Real-life crime stories can be stranger than fiction, and that is certainly the case here. Douglas Preston usually writes the latter kind of story, sometimes co-writing with Lincoln Child. In fact, this book began when Douglas moved to Florence to research the background to a crime novel that he was planning to write, when he met Mario Spezi, a journalist on the local newspaper, and discovered the history of the 'Monster of Florence'. Spezi himself only came across one of the early murders by accident in 1981, when he agreed to cover the crime desk on what he though would be a slow Sunday. He began to wonder if he was missing something important, so he drove to the police headquarters to check. Consequently, he was the first journalist to find out that a couple had been found murdered in their car in the peaceful Tuscan countryside. Over the next four years, there were four more murders, each with a very similar modus operandi. The Monster of Florence killed fourteen people (7 couples) in total, but was never caught and even now his identity is still uncertain.
The first part of the book covers the murder investigations chronologically as Mario Spezi covered them for his newspaper and became an expert on the Monster of Florence. It relates how the police and justice system investigated the murders, their ineptitude, their frustration at the lack of evidence and their own political agendas. Various people were arrested, convicted and then eventually released when other murders were committed whilst they were in jail. In complete contrast to fictional crime novels, the crime scenes are often badly contaminated and there is no insightful forensic specialist who can decipher clues left at the scene, or draw conclusions from examining the bodies. Eventually, perhaps in sheer desperation, the police start to believe ramblings published on a conspiracy website by a Roman woman named Gabriella Carlizzi who claims that the murders were committed by a satanic sect.
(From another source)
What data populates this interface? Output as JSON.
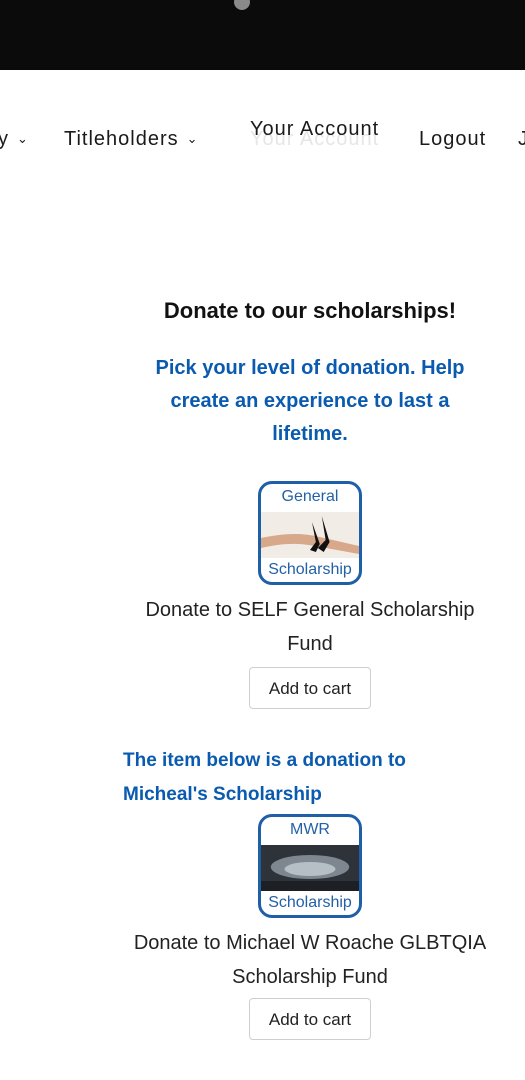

Towards the end of the book, the authors describe how Mario Spezi was arrested and imprisoned, and all of his research material was taken away for examination shortly before Spezi and Preston were due to publish their joint book on the Monster of Florence. Bizarrely, Spezi was accused of being the mastermind behind the crimes himself, but had to be released when it was clear there was no evidence. Even Douglas Preston is formally named as an official suspect of a crime related to the murders. Eventually, the chief investigator in the case, Michele Giuttari is arrested for fabricating evidence, though later acquitted. However, he and the judge involved are still likely to face charges of abuse of office and other crimes.
There is a vast cast of characters involved in the investigations into the Monster of Florence, and a whole wealth of theories about who the Monster might be. The authors gradually reveal the story, the possibilities and the twists and turns in the investigations in an engaging style. What works particularly well is the insight given into how the police and the judiciary investigate the murders, and the way in which the justice system appears to work (or not!) in Italy. Preston comments towards the end of the book that a good crime novel should have a killer with a comprehensible motive, a trail of evidence and a process of discovery that leads to the truth, and that he and Spezi made the 'fatal' mistake in assuming the Monster of Florence case would follow this pattern. Despite this, THE MONSTER OF FLORENCE is a fascinating read.
(The official website for the book is at http://www.monsterofflorence.co.uk/.)
Michelle Peckham, England
More European crime fiction reviews can be found on the Reviews page.